References

  1. Dufrost V et al. Direct oral anticoagulants use in antiphospholipid syndrome: Are these drugs an effective and safe alternative to warfarin? A systematic review of the literature. Curr Rheumatol Rep 2016;18:74.
  2. Crowther M et al. A Comparison of two intensities of warfarin for the prevention of recurrent thrombosis in patients with the antiphospholipid antibody syndrome. N Engl J Med 2003;349:1133-8.
  3. Finazzi G et al. A randomized clinical trial of high-intensity warfarin vs. conventional antithrombotic therapy for the prevention of recurrent thrombosis in patients with the antiphospholipid syndrome (WAPS) J Thromb Haemost 2005;3: 848–853.
  4. Schofield JR et al. Dosing considerations in the use of the direct oral anticoagulants in the antiphospholipid syndrome. J Clin Pharm Ther. 2017 Jun 27. doi: 10.1111/jcpt.12582. [Epub ahead of print].

 

Disclosure: Dr. Moll has consulted for Janssen Pharmaceuticals and Boehringer-Ingelheim. Dr. Houghton has no disclosures.

Last updated:  July 5th, 2017

New Oral Anticoagulant FDA Approved – Bevyxxa (Betrixaban)

| Anticoagulents, Therapy | Comments Off on New Oral Anticoagulant FDA Approved – Bevyxxa (Betrixaban)
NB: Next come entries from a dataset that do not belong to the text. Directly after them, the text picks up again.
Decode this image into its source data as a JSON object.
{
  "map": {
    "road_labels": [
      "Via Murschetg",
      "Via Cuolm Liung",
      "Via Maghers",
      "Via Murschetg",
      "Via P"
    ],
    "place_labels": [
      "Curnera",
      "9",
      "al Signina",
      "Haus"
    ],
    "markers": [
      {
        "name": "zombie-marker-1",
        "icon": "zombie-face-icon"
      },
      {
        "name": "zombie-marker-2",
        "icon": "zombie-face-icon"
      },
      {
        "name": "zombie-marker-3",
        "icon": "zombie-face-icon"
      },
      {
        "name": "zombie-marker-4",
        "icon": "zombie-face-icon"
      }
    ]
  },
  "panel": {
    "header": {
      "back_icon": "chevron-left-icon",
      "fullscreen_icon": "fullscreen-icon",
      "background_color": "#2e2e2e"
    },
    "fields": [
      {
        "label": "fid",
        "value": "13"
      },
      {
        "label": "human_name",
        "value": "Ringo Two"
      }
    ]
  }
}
Stephan Moll, MD writes… On June 23, 2017, the FDA approved a 5th new oral anticoagulant for clinical use, Bevyxxa® (= Betrixaban). It is approved to prevent DVT and PE in patients who are significantly immobile during and after hospitalization for an acute medical illness. Full prescribing information: here.  FDA details: here.

In the APEX study that led to FDA approval (reference 1), Bevyxxa® was given for 5-6 weeks during and after hospitalization to patients with acute medical illnesses (heart failure, respiratory failure, infectious disease, rheumatic disease, or stroke) who had reduced mobility and were at high risk for VTE. It was compared to 10 +/- 4 days of Enoxaparin at prophylactic dose. Fewer VTE (composite of asymptomatic proximal DVT and symptomatic VTE) occurred in the patients treated with Bevyxxa®, without a higher rate of major bleeding.

Consequences for my Practice

Bevyxxa® has not been studied in patients who have a DVT or PE and should not be used in such patients. However, it can be considered for 5-6 weeks for significantly immobile patients who are at high risk for a blood clot during and after a hospital admission for a severe acute medical illness.  As a hematologist, I am not much involved in the medical care of these patients.  The health care professionals who need to judge whether their elderly, sick patients who are discharged from the hospital should be on this drug are probably mostly hospitalists, congestive heart failure services, and those MDs who take care of these medically sick patients in the specific health care system the MD practices in.  Similarly, it is those MDs (with input from pharmacists and discharge planners) who should be involved in institutional algorithm/guideline development as to which patients are to be prescribed this treatment.

Reference

  1. Cohen AT et al. Extended Thromboprophylaxis with Betrixaban in Acutely Ill Medical Patients.  APEX Investigators. N Engl J Med. 2016 Aug 11;375(6):534-44.

 

Disclosure: Dr. Moll has consulted for Portola, Janssen, and Boehringer-Ingelheim.

Last updated:  July 6th, 2017